[Updated 6-2-2015 with the full process for filing RFEs in Neutron.] Starting with the development of the Juno release, the Neutron project moved to using a specs repository similar to how other projects were using them. In our quest to enforce a waterfall design model, we also added an appropriate spec template which was filled with things such as “Problem Description”, “REST API Impact”, “IPv6 Impact”, “Community Impact”, and everyone’s favorite sections on “Testing” and “Documentation.” We deployed this with the best of intentions and the greatest of hopes.
One of the most interesting new features in Neutron for the Kilo release is the addition of subnetpools to the API. This work was initially targeted to integrate nicely with pluggable IPAM. Unfortunately, this did not make it into Kilo and is targeted at Liberty. But even without pluggable IPAM as a consumer, the subnetpools addition is quite useful. Here’s an example of how you might use it. neutron net-create webapp neutron subnetpool-create –default-prefixlen 24 –pool-prefix 10.10.0.0/16 webpool neutron subnet-create –subnetpool webpool websubnet What I’ve shown above is the creation of a network, pool, and subnet for an example web application.
As we near the end of the OpenStack Kilo release, I wanted to take a moment to write about a few things around Neutron’s Kilo release. In a lot of ways, Kilo was all about continuing to scale the development model for Neutron going forward. We did accomplish some feature work, as well as a lot of technical debt repayment. But the main focus was on how to continue evolving Neutron the platform.
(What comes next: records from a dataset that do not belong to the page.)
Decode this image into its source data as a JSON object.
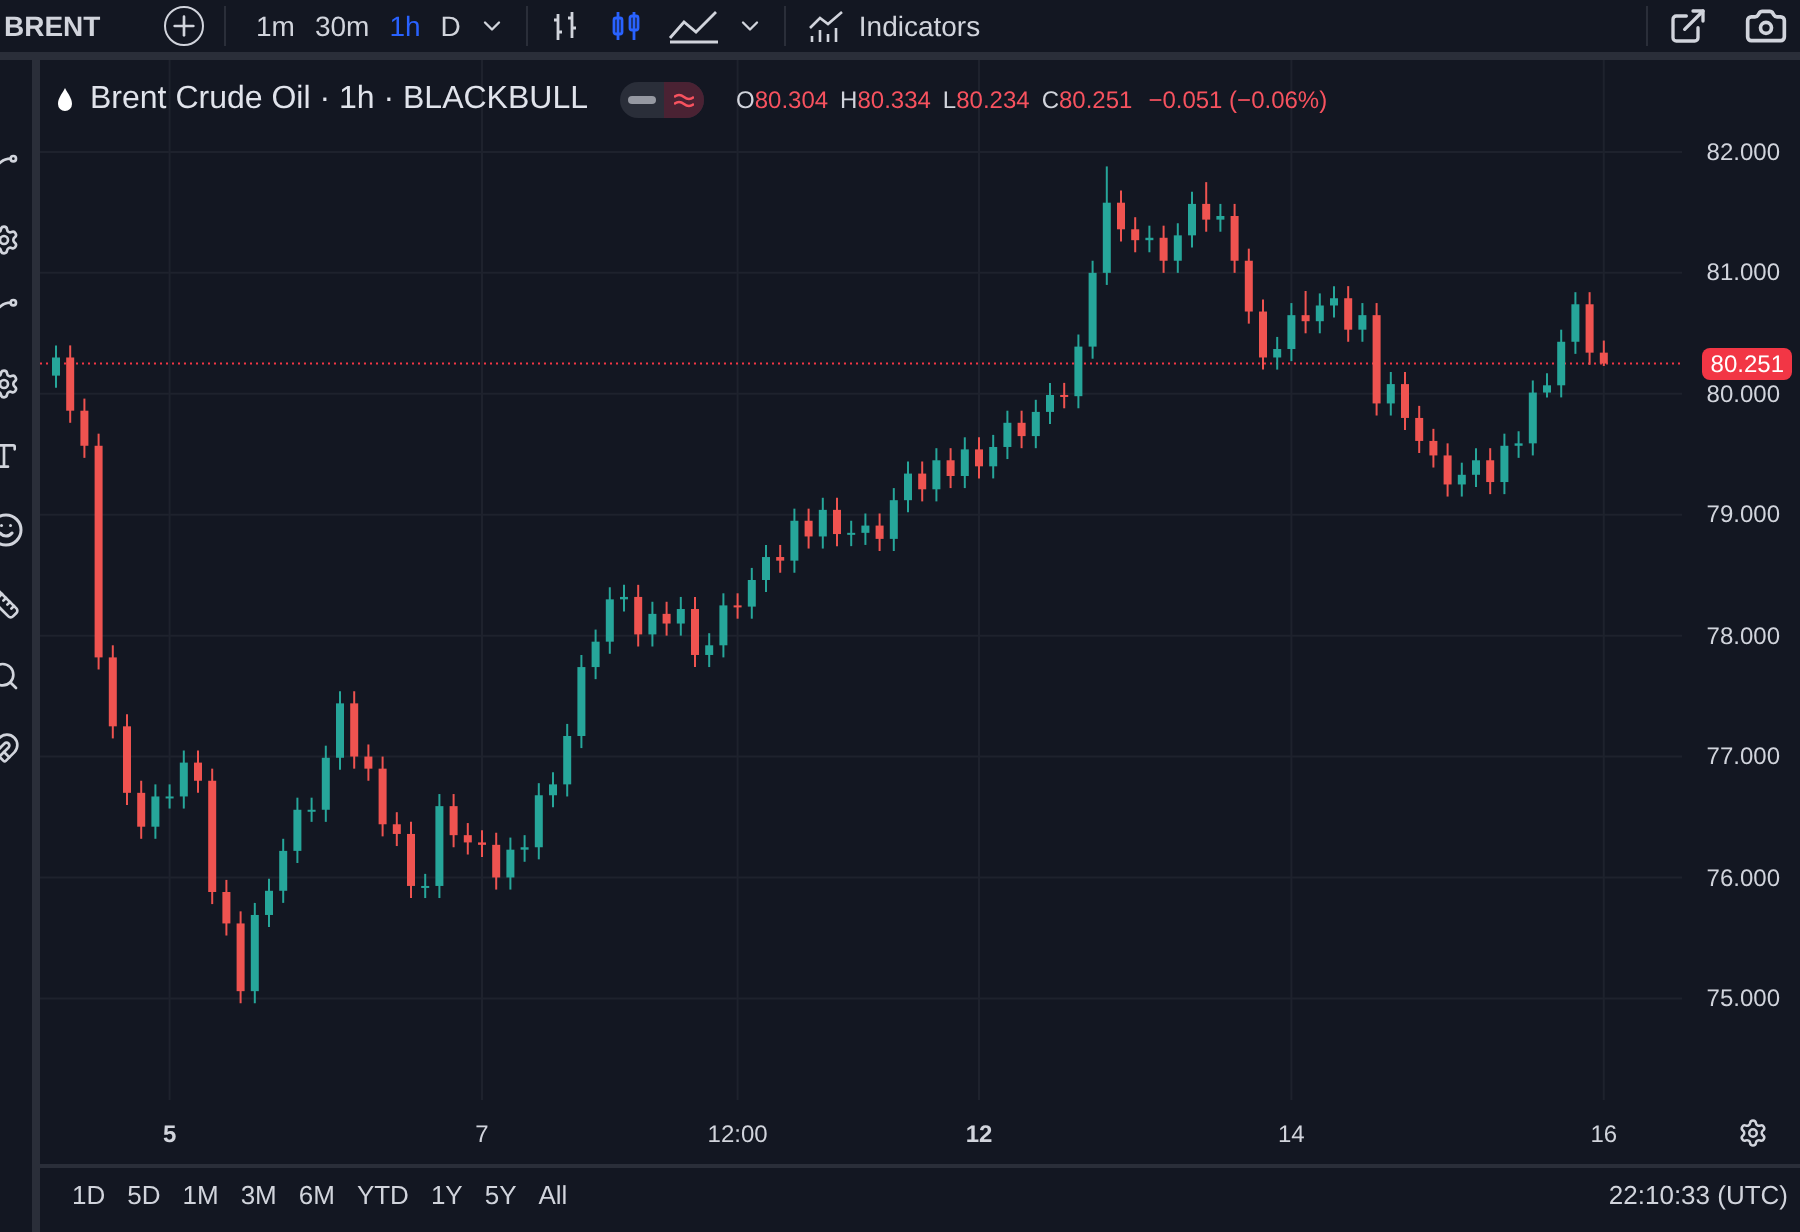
{
  "toolbar": {
    "symbol": "BRENT",
    "intervals": [
      {
        "label": "1m",
        "selected": false
      },
      {
        "label": "30m",
        "selected": false
      },
      {
        "label": "1h",
        "selected": true
      },
      {
        "label": "D",
        "selected": false
      }
    ],
    "chart_styles": [
      {
        "kind": "bars",
        "selected": false
      },
      {
        "kind": "candles",
        "selected": true
      },
      {
        "kind": "area",
        "selected": false
      }
    ],
    "indicators": "Indicators"
  },
  "legend": {
    "title": "Brent Crude Oil · 1h · BLACKBULL",
    "values": [
      {
        "key": "O",
        "value": "80.304"
      },
      {
        "key": "H",
        "value": "80.334"
      },
      {
        "key": "L",
        "value": "80.234"
      },
      {
        "key": "C",
        "value": "80.251"
      }
    ],
    "change": "−0.051 (−0.06%)"
  },
  "chart": {
    "chart_data": {
      "type": "candlestick",
      "grid": true,
      "ref_lines": [
        {
          "axis": "y",
          "value": 80.251,
          "label": "80.251",
          "color": "#f23645"
        }
      ],
      "categories": [
        null,
        null,
        null,
        null,
        null,
        null,
        null,
        null,
        "5",
        null,
        null,
        null,
        null,
        null,
        null,
        null,
        null,
        null,
        null,
        null,
        null,
        null,
        null,
        null,
        null,
        null,
        null,
        null,
        null,
        null,
        "7",
        null,
        null,
        null,
        null,
        null,
        null,
        null,
        null,
        null,
        null,
        null,
        null,
        null,
        null,
        null,
        null,
        null,
        "12:00",
        null,
        null,
        null,
        null,
        null,
        null,
        null,
        null,
        null,
        null,
        null,
        null,
        null,
        null,
        null,
        null,
        "12",
        null,
        null,
        null,
        null,
        null,
        null,
        null,
        null,
        null,
        null,
        null,
        null,
        null,
        null,
        null,
        null,
        null,
        null,
        null,
        null,
        null,
        "14",
        null,
        null,
        null,
        null,
        null,
        null,
        null,
        null,
        null,
        null,
        null,
        null,
        null,
        null,
        null,
        null,
        null,
        null,
        null,
        null,
        null,
        "16"
      ],
      "ylim": [
        74.16,
        82.76
      ],
      "ohlc": [
        [
          80.15,
          80.4,
          80.05,
          80.3
        ],
        [
          80.3,
          80.4,
          79.76,
          79.86
        ],
        [
          79.86,
          79.96,
          79.47,
          79.57
        ],
        [
          79.57,
          79.67,
          77.72,
          77.82
        ],
        [
          77.82,
          77.92,
          77.15,
          77.25
        ],
        [
          77.25,
          77.35,
          76.6,
          76.7
        ],
        [
          76.7,
          76.8,
          76.32,
          76.42
        ],
        [
          76.42,
          76.77,
          76.32,
          76.67
        ],
        [
          76.67,
          76.77,
          76.57,
          76.67
        ],
        [
          76.67,
          77.05,
          76.57,
          76.95
        ],
        [
          76.95,
          77.05,
          76.7,
          76.8
        ],
        [
          76.8,
          76.9,
          75.78,
          75.88
        ],
        [
          75.88,
          75.98,
          75.52,
          75.62
        ],
        [
          75.62,
          75.72,
          74.96,
          75.06
        ],
        [
          75.06,
          75.79,
          74.96,
          75.69
        ],
        [
          75.69,
          75.99,
          75.59,
          75.89
        ],
        [
          75.89,
          76.32,
          75.79,
          76.22
        ],
        [
          76.22,
          76.66,
          76.12,
          76.56
        ],
        [
          76.56,
          76.66,
          76.46,
          76.56
        ],
        [
          76.56,
          77.09,
          76.46,
          76.99
        ],
        [
          76.99,
          77.54,
          76.89,
          77.44
        ],
        [
          77.44,
          77.54,
          76.9,
          77.0
        ],
        [
          77.0,
          77.1,
          76.8,
          76.9
        ],
        [
          76.9,
          77.0,
          76.34,
          76.44
        ],
        [
          76.44,
          76.54,
          76.26,
          76.36
        ],
        [
          76.36,
          76.46,
          75.83,
          75.93
        ],
        [
          75.93,
          76.03,
          75.83,
          75.93
        ],
        [
          75.93,
          76.69,
          75.83,
          76.59
        ],
        [
          76.59,
          76.69,
          76.25,
          76.35
        ],
        [
          76.35,
          76.45,
          76.19,
          76.29
        ],
        [
          76.29,
          76.39,
          76.17,
          76.27
        ],
        [
          76.27,
          76.37,
          75.9,
          76.0
        ],
        [
          76.0,
          76.33,
          75.9,
          76.23
        ],
        [
          76.23,
          76.35,
          76.13,
          76.25
        ],
        [
          76.25,
          76.78,
          76.15,
          76.68
        ],
        [
          76.68,
          76.87,
          76.58,
          76.77
        ],
        [
          76.77,
          77.27,
          76.67,
          77.17
        ],
        [
          77.17,
          77.84,
          77.07,
          77.74
        ],
        [
          77.74,
          78.05,
          77.64,
          77.95
        ],
        [
          77.95,
          78.4,
          77.85,
          78.3
        ],
        [
          78.3,
          78.42,
          78.2,
          78.32
        ],
        [
          78.32,
          78.42,
          77.91,
          78.01
        ],
        [
          78.01,
          78.28,
          77.91,
          78.18
        ],
        [
          78.18,
          78.28,
          78.0,
          78.1
        ],
        [
          78.1,
          78.32,
          78.0,
          78.22
        ],
        [
          78.22,
          78.32,
          77.74,
          77.84
        ],
        [
          77.84,
          78.02,
          77.74,
          77.92
        ],
        [
          77.92,
          78.35,
          77.82,
          78.25
        ],
        [
          78.25,
          78.35,
          78.14,
          78.24
        ],
        [
          78.24,
          78.56,
          78.14,
          78.46
        ],
        [
          78.46,
          78.75,
          78.36,
          78.65
        ],
        [
          78.65,
          78.75,
          78.52,
          78.62
        ],
        [
          78.62,
          79.05,
          78.52,
          78.95
        ],
        [
          78.95,
          79.05,
          78.72,
          78.82
        ],
        [
          78.82,
          79.14,
          78.72,
          79.04
        ],
        [
          79.04,
          79.14,
          78.74,
          78.84
        ],
        [
          78.84,
          78.95,
          78.74,
          78.85
        ],
        [
          78.85,
          79.01,
          78.75,
          78.91
        ],
        [
          78.91,
          79.01,
          78.7,
          78.8
        ],
        [
          78.8,
          79.22,
          78.7,
          79.12
        ],
        [
          79.12,
          79.44,
          79.02,
          79.34
        ],
        [
          79.34,
          79.44,
          79.11,
          79.21
        ],
        [
          79.21,
          79.55,
          79.11,
          79.45
        ],
        [
          79.45,
          79.55,
          79.22,
          79.32
        ],
        [
          79.32,
          79.64,
          79.22,
          79.54
        ],
        [
          79.54,
          79.64,
          79.3,
          79.4
        ],
        [
          79.4,
          79.66,
          79.3,
          79.56
        ],
        [
          79.56,
          79.86,
          79.46,
          79.76
        ],
        [
          79.76,
          79.86,
          79.55,
          79.65
        ],
        [
          79.65,
          79.95,
          79.55,
          79.85
        ],
        [
          79.85,
          80.09,
          79.75,
          79.99
        ],
        [
          79.99,
          80.09,
          79.88,
          79.98
        ],
        [
          79.98,
          80.49,
          79.88,
          80.39
        ],
        [
          80.39,
          81.1,
          80.29,
          81.0
        ],
        [
          81.0,
          81.88,
          80.9,
          81.58
        ],
        [
          81.58,
          81.68,
          81.26,
          81.36
        ],
        [
          81.36,
          81.46,
          81.17,
          81.27
        ],
        [
          81.27,
          81.39,
          81.17,
          81.29
        ],
        [
          81.29,
          81.39,
          81.0,
          81.1
        ],
        [
          81.1,
          81.41,
          81.0,
          81.31
        ],
        [
          81.31,
          81.67,
          81.21,
          81.57
        ],
        [
          81.57,
          81.75,
          81.34,
          81.44
        ],
        [
          81.44,
          81.57,
          81.34,
          81.47
        ],
        [
          81.47,
          81.57,
          81.0,
          81.1
        ],
        [
          81.1,
          81.2,
          80.58,
          80.68
        ],
        [
          80.68,
          80.78,
          80.2,
          80.3
        ],
        [
          80.3,
          80.47,
          80.2,
          80.37
        ],
        [
          80.37,
          80.75,
          80.27,
          80.65
        ],
        [
          80.65,
          80.85,
          80.5,
          80.6
        ],
        [
          80.6,
          80.83,
          80.5,
          80.73
        ],
        [
          80.73,
          80.89,
          80.63,
          80.79
        ],
        [
          80.79,
          80.89,
          80.43,
          80.53
        ],
        [
          80.53,
          80.75,
          80.43,
          80.65
        ],
        [
          80.65,
          80.75,
          79.82,
          79.92
        ],
        [
          79.92,
          80.18,
          79.82,
          80.08
        ],
        [
          80.08,
          80.18,
          79.7,
          79.8
        ],
        [
          79.8,
          79.9,
          79.51,
          79.61
        ],
        [
          79.61,
          79.71,
          79.39,
          79.49
        ],
        [
          79.49,
          79.59,
          79.15,
          79.25
        ],
        [
          79.25,
          79.43,
          79.15,
          79.33
        ],
        [
          79.33,
          79.55,
          79.23,
          79.45
        ],
        [
          79.45,
          79.55,
          79.17,
          79.27
        ],
        [
          79.27,
          79.67,
          79.17,
          79.57
        ],
        [
          79.57,
          79.69,
          79.47,
          79.59
        ],
        [
          79.59,
          80.11,
          79.49,
          80.01
        ],
        [
          80.01,
          80.17,
          79.97,
          80.07
        ],
        [
          80.07,
          80.53,
          79.97,
          80.43
        ],
        [
          80.43,
          80.84,
          80.33,
          80.74
        ],
        [
          80.74,
          80.84,
          80.24,
          80.34
        ],
        [
          80.34,
          80.44,
          80.23,
          80.25
        ]
      ],
      "yticks": [
        {
          "value": 82,
          "label": "82.000"
        },
        {
          "value": 81,
          "label": "81.000"
        },
        {
          "value": 80,
          "label": "80.000"
        },
        {
          "value": 79,
          "label": "79.000"
        },
        {
          "value": 78,
          "label": "78.000"
        },
        {
          "value": 77,
          "label": "77.000"
        },
        {
          "value": 76,
          "label": "76.000"
        },
        {
          "value": 75,
          "label": "75.000"
        }
      ]
    },
    "time_label_bold": [
      true,
      false,
      false,
      true,
      false,
      false
    ]
  },
  "ranges": [
    "1D",
    "5D",
    "1M",
    "3M",
    "6M",
    "YTD",
    "1Y",
    "5Y",
    "All"
  ],
  "clock": "22:10:33 (UTC)"
}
We’re nearing the end of the Kilo development cycle. This is typically where the rubber meets the road, as we’re trying our hardest to merge a lot of code near the end. It’s a fairly busy part of the cycle. I wanted to take a moment to write about two efforts which will help to scale Neutron development in Kilo and beyond. The Kilo cycle has involved a couple of efforts which are meant to expand and scale the Neutron development community.